Molokai is cruisin
for a $$$ bruisin
Say someone wants to come to your house and give you money. Now say it again. Say it as many times as you want, but it's not going to happen.
Unless you happen to live on Molokai. There are literally shiploads of people aching to debark on the Friendly Isle and give money to the friendly islanders. But some of those islanders aren't so friendly when it comes to cruise ships. They don't want the big boats parked outside their reefs, shuttling sunburned travelers to the island to sight-see and buy island-made Molokai mementos. True, the island where the doodads are made actually is Taiwan, but hey, an island is an island. Or is it?
Some islands, like Kauai, Oahu and Maui, beg for tourists. A tourist is the most efficient and advanced currency-conveying organism to evolve on Earth. And it is very easy to get tourists to give you currency. You simply have to give them something of less value in return. Why tourists would be willing to buy a puka shell necklace for $25 when they can buy a bag of the same necklaces at Costco at home in Boise for half the price is one of those happy mysteries that keep tourist industry executives giggling themselves to sleep every night.
Like turtles wading ashore to bury eggs in the sand, tourists come ashore here and leave wads of swag buried in local businesses. Government officials thoughtfully wrench most of that money away from the businesses in the form of taxes, fees, assessments, charges, levies, tariffs and ransom, investing it in things like schools, roads and the election campaigns of their brothers-in-law.

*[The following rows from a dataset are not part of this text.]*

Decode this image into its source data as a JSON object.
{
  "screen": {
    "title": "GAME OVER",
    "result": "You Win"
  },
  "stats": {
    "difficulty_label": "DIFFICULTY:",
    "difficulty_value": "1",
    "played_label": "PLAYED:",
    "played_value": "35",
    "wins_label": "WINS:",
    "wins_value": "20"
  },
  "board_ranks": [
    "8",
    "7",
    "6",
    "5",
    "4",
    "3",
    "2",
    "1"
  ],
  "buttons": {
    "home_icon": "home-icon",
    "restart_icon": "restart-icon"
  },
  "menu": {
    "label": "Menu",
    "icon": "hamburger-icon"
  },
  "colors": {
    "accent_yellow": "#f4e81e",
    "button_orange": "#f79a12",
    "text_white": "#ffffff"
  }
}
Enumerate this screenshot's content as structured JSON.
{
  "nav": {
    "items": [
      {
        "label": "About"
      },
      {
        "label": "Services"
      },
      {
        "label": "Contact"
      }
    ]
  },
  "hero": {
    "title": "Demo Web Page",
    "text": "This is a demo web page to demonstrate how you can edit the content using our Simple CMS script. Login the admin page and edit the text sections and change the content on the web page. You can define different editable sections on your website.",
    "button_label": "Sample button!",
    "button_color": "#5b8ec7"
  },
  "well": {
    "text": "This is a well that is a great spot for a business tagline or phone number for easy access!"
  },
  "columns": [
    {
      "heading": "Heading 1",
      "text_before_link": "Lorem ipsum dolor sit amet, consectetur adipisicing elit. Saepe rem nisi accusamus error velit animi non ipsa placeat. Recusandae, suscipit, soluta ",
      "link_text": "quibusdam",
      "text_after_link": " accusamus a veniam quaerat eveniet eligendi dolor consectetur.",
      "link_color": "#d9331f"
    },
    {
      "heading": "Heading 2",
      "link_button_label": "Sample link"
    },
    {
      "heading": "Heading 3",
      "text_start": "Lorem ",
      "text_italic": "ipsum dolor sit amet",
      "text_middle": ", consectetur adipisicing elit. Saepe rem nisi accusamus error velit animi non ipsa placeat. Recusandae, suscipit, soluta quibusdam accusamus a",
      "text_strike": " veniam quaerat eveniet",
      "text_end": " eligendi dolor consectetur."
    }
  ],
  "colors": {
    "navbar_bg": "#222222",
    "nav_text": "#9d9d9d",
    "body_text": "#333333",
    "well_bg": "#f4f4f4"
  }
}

MOST ISLANDERS SEEM happy to relieve tourists of their financial burden. Kauai is like a punch-drunk fighter when it comes to trying to attract tourists: Every time it gets on its feet, it gets knocked down again. (It's an uppercut from the Gulf War! Boom! It's a straight right from Hurricane Iniki! Slam! The champ's tryin' to get to his feet. He's almost up. He's ... wait! There's a roundhouse from 9/11. Blooie!)
But there are two islands that aren't that keen on tourists: Molokai and Kahoolawe. Well, Kahoolawe likes tourists to visit, but it keeps blowing up.
Molokai residents have gotten used to low-key tourist developments, but some don't want the cruise ship trade. Their prayers that the cruise ships not anchor have been eerily answered in recent weeks, once when the wind kept the boat at bay and last week when the ship was called away by the Coast Guard to help in a rescue at sea.
Don't be surprised if the anti-cruise ship faction wins this one. Not because they are right. But because once seagoing tourists find out that neither they nor their moola are wanted on Molokai, they'll find a friendlier isle in the chain on which to unload their dough.
Charles Memminger, winner of National Society of Newspaper Columnists awards, appears Mondays, Wednesdays, Fridays and Sundays. E-mail firstname.lastname@example.org